**Required action**
The expected answer is the data below, retyped exactly.
★ ★ ★
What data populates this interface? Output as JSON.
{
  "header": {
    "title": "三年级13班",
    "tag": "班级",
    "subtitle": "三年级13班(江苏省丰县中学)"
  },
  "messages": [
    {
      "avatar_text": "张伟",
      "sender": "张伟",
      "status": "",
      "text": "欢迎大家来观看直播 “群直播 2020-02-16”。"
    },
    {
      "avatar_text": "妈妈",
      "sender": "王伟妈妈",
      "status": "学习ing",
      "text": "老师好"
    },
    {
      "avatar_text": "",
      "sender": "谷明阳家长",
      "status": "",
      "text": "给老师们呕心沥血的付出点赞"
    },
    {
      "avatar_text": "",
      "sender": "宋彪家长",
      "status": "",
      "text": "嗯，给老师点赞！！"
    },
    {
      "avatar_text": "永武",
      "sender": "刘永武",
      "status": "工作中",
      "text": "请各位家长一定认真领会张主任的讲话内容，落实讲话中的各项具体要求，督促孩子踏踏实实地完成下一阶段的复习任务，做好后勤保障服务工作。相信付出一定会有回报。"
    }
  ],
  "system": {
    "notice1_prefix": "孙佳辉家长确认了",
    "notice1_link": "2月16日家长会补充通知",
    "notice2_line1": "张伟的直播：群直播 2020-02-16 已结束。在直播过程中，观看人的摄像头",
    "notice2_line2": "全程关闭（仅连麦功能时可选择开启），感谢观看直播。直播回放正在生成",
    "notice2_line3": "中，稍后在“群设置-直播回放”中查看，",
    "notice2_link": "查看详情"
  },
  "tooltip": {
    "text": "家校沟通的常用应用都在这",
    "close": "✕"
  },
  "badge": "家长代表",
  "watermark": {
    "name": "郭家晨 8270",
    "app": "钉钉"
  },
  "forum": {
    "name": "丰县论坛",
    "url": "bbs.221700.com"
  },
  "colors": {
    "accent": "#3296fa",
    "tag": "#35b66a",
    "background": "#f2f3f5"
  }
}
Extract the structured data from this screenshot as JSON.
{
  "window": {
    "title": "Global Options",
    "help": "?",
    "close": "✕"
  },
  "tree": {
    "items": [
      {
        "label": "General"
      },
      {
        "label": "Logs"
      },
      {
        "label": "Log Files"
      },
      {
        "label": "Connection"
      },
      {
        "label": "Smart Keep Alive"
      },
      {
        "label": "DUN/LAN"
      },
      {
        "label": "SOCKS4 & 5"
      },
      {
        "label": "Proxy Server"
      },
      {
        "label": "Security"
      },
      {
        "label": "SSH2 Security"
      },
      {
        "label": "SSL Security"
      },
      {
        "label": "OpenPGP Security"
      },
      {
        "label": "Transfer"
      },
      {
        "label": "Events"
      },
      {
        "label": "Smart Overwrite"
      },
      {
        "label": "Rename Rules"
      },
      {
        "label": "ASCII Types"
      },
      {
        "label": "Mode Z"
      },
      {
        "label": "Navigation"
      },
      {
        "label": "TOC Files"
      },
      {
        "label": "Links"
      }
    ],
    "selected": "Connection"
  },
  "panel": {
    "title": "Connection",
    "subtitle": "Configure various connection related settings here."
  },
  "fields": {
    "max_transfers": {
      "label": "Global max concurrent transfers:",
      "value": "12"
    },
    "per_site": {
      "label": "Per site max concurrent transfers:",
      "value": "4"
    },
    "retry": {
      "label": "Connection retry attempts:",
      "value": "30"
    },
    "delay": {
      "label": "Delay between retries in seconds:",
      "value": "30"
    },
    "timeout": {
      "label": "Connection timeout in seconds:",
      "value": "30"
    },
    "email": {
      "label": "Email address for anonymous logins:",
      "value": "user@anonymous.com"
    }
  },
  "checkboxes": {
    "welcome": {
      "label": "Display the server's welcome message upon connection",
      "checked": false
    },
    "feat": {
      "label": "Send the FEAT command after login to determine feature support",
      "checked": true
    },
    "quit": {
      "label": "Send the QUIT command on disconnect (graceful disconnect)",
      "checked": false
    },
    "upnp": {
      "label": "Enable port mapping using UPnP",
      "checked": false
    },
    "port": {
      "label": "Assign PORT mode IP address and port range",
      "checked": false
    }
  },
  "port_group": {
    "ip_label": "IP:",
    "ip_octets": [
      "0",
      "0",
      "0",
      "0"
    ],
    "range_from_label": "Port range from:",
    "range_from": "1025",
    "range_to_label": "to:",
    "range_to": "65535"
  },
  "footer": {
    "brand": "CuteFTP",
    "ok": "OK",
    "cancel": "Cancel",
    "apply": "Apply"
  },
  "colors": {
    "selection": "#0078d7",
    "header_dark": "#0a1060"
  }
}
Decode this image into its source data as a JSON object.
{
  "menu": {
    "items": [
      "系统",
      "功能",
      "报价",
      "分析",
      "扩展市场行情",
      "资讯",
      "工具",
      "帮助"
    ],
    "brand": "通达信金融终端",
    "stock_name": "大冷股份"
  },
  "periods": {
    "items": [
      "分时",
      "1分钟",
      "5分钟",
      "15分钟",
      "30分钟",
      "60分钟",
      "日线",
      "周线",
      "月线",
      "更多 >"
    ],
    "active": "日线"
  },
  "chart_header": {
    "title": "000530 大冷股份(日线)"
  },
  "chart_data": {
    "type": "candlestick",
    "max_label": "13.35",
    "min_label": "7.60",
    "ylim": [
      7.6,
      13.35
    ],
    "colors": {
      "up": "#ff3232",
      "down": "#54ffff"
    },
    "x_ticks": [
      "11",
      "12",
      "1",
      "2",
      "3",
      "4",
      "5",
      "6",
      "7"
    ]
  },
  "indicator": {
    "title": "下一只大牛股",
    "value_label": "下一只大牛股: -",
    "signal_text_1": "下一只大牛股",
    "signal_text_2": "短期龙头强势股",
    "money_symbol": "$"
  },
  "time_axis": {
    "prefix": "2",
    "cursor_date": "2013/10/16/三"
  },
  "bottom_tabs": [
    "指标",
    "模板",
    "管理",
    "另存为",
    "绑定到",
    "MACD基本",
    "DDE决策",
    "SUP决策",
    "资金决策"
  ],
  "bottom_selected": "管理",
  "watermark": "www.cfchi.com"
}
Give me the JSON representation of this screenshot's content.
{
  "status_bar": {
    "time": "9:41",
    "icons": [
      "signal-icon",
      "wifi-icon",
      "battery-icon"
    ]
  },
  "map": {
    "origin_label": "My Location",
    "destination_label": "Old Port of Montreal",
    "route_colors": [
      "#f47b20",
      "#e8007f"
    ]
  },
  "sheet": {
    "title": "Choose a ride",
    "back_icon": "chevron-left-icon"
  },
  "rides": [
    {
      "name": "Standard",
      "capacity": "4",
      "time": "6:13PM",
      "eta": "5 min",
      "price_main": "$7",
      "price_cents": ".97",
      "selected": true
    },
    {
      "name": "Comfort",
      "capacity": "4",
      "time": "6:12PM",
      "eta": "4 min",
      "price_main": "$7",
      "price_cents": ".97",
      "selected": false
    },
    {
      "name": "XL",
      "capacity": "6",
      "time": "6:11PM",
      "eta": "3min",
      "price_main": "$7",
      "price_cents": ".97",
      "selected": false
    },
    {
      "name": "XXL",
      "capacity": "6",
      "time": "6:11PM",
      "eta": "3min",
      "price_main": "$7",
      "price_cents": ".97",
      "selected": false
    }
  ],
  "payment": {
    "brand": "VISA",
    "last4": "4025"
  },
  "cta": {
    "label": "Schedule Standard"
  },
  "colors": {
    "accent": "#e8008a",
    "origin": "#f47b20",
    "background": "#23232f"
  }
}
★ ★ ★
**Answer section**
What data populates this interface? Output as JSON.
{
  "header": {
    "title": "三年级13班",
    "tag": "班级",
    "subtitle": "三年级13班(江苏省丰县中学)"
  },
  "messages": [
    {
      "avatar_text": "张伟",
      "sender": "张伟",
      "status": "",
      "text": "欢迎大家来观看直播 “群直播 2020-02-16”。"
    },
    {
      "avatar_text": "妈妈",
      "sender": "王伟妈妈",
      "status": "学习ing",
      "text": "老师好"
    },
    {
      "avatar_text": "",
      "sender": "谷明阳家长",
      "status": "",
      "text": "给老师们呕心沥血的付出点赞"
    },
    {
      "avatar_text": "",
      "sender": "宋彪家长",
      "status": "",
      "text": "嗯，给老师点赞！！"
    },
    {
      "avatar_text": "永武",
      "sender": "刘永武",
      "status": "工作中",
      "text": "请各位家长一定认真领会张主任的讲话内容，落实讲话中的各项具体要求，督促孩子踏踏实实地完成下一阶段的复习任务，做好后勤保障服务工作。相信付出一定会有回报。"
    }
  ],
  "system": {
    "notice1_prefix": "孙佳辉家长确认了",
    "notice1_link": "2月16日家长会补充通知",
    "notice2_line1": "张伟的直播：群直播 2020-02-16 已结束。在直播过程中，观看人的摄像头",
    "notice2_line2": "全程关闭（仅连麦功能时可选择开启），感谢观看直播。直播回放正在生成",
    "notice2_line3": "中，稍后在“群设置-直播回放”中查看，",
    "notice2_link": "查看详情"
  },
  "tooltip": {
    "text": "家校沟通的常用应用都在这",
    "close": "✕"
  },
  "badge": "家长代表",
  "watermark": {
    "name": "郭家晨 8270",
    "app": "钉钉"
  },
  "forum": {
    "name": "丰县论坛",
    "url": "bbs.221700.com"
  },
  "colors": {
    "accent": "#3296fa",
    "tag": "#35b66a",
    "background": "#f2f3f5"
  }
}
Extract the structured data from this screenshot as JSON.
{
  "window": {
    "title": "Global Options",
    "help": "?",
    "close": "✕"
  },
  "tree": {
    "items": [
      {
        "label": "General"
      },
      {
        "label": "Logs"
      },
      {
        "label": "Log Files"
      },
      {
        "label": "Connection"
      },
      {
        "label": "Smart Keep Alive"
      },
      {
        "label": "DUN/LAN"
      },
      {
        "label": "SOCKS4 & 5"
      },
      {
        "label": "Proxy Server"
      },
      {
        "label": "Security"
      },
      {
        "label": "SSH2 Security"
      },
      {
        "label": "SSL Security"
      },
      {
        "label": "OpenPGP Security"
      },
      {
        "label": "Transfer"
      },
      {
        "label": "Events"
      },
      {
        "label": "Smart Overwrite"
      },
      {
        "label": "Rename Rules"
      },
      {
        "label": "ASCII Types"
      },
      {
        "label": "Mode Z"
      },
      {
        "label": "Navigation"
      },
      {
        "label": "TOC Files"
      },
      {
        "label": "Links"
      }
    ],
    "selected": "Connection"
  },
  "panel": {
    "title": "Connection",
    "subtitle": "Configure various connection related settings here."
  },
  "fields": {
    "max_transfers": {
      "label": "Global max concurrent transfers:",
      "value": "12"
    },
    "per_site": {
      "label": "Per site max concurrent transfers:",
      "value": "4"
    },
    "retry": {
      "label": "Connection retry attempts:",
      "value": "30"
    },
    "delay": {
      "label": "Delay between retries in seconds:",
      "value": "30"
    },
    "timeout": {
      "label": "Connection timeout in seconds:",
      "value": "30"
    },
    "email": {
      "label": "Email address for anonymous logins:",
      "value": "user@anonymous.com"
    }
  },
  "checkboxes": {
    "welcome": {
      "label": "Display the server's welcome message upon connection",
      "checked": false
    },
    "feat": {
      "label": "Send the FEAT command after login to determine feature support",
      "checked": true
    },
    "quit": {
      "label": "Send the QUIT command on disconnect (graceful disconnect)",
      "checked": false
    },
    "upnp": {
      "label": "Enable port mapping using UPnP",
      "checked": false
    },
    "port": {
      "label": "Assign PORT mode IP address and port range",
      "checked": false
    }
  },
  "port_group": {
    "ip_label": "IP:",
    "ip_octets": [
      "0",
      "0",
      "0",
      "0"
    ],
    "range_from_label": "Port range from:",
    "range_from": "1025",
    "range_to_label": "to:",
    "range_to": "65535"
  },
  "footer": {
    "brand": "CuteFTP",
    "ok": "OK",
    "cancel": "Cancel",
    "apply": "Apply"
  },
  "colors": {
    "selection": "#0078d7",
    "header_dark": "#0a1060"
  }
}
Decode this image into its source data as a JSON object.
{
  "menu": {
    "items": [
      "系统",
      "功能",
      "报价",
      "分析",
      "扩展市场行情",
      "资讯",
      "工具",
      "帮助"
    ],
    "brand": "通达信金融终端",
    "stock_name": "大冷股份"
  },
  "periods": {
    "items": [
      "分时",
      "1分钟",
      "5分钟",
      "15分钟",
      "30分钟",
      "60分钟",
      "日线",
      "周线",
      "月线",
      "更多 >"
    ],
    "active": "日线"
  },
  "chart_header": {
    "title": "000530 大冷股份(日线)"
  },
  "chart_data": {
    "type": "candlestick",
    "max_label": "13.35",
    "min_label": "7.60",
    "ylim": [
      7.6,
      13.35
    ],
    "colors": {
      "up": "#ff3232",
      "down": "#54ffff"
    },
    "x_ticks": [
      "11",
      "12",
      "1",
      "2",
      "3",
      "4",
      "5",
      "6",
      "7"
    ]
  },
  "indicator": {
    "title": "下一只大牛股",
    "value_label": "下一只大牛股: -",
    "signal_text_1": "下一只大牛股",
    "signal_text_2": "短期龙头强势股",
    "money_symbol": "$"
  },
  "time_axis": {
    "prefix": "2",
    "cursor_date": "2013/10/16/三"
  },
  "bottom_tabs": [
    "指标",
    "模板",
    "管理",
    "另存为",
    "绑定到",
    "MACD基本",
    "DDE决策",
    "SUP决策",
    "资金决策"
  ],
  "bottom_selected": "管理",
  "watermark": "www.cfchi.com"
}
Give me the JSON representation of this screenshot's content.
{
  "status_bar": {
    "time": "9:41",
    "icons": [
      "signal-icon",
      "wifi-icon",
      "battery-icon"
    ]
  },
  "map": {
    "origin_label": "My Location",
    "destination_label": "Old Port of Montreal",
    "route_colors": [
      "#f47b20",
      "#e8007f"
    ]
  },
  "sheet": {
    "title": "Choose a ride",
    "back_icon": "chevron-left-icon"
  },
  "rides": [
    {
      "name": "Standard",
      "capacity": "4",
      "time": "6:13PM",
      "eta": "5 min",
      "price_main": "$7",
      "price_cents": ".97",
      "selected": true
    },
    {
      "name": "Comfort",
      "capacity": "4",
      "time": "6:12PM",
      "eta": "4 min",
      "price_main": "$7",
      "price_cents": ".97",
      "selected": false
    },
    {
      "name": "XL",
      "capacity": "6",
      "time": "6:11PM",
      "eta": "3min",
      "price_main": "$7",
      "price_cents": ".97",
      "selected": false
    },
    {
      "name": "XXL",
      "capacity": "6",
      "time": "6:11PM",
      "eta": "3min",
      "price_main": "$7",
      "price_cents": ".97",
      "selected": false
    }
  ],
  "payment": {
    "brand": "VISA",
    "last4": "4025"
  },
  "cta": {
    "label": "Schedule Standard"
  },
  "colors": {
    "accent": "#e8008a",
    "origin": "#f47b20",
    "background": "#23232f"
  }
}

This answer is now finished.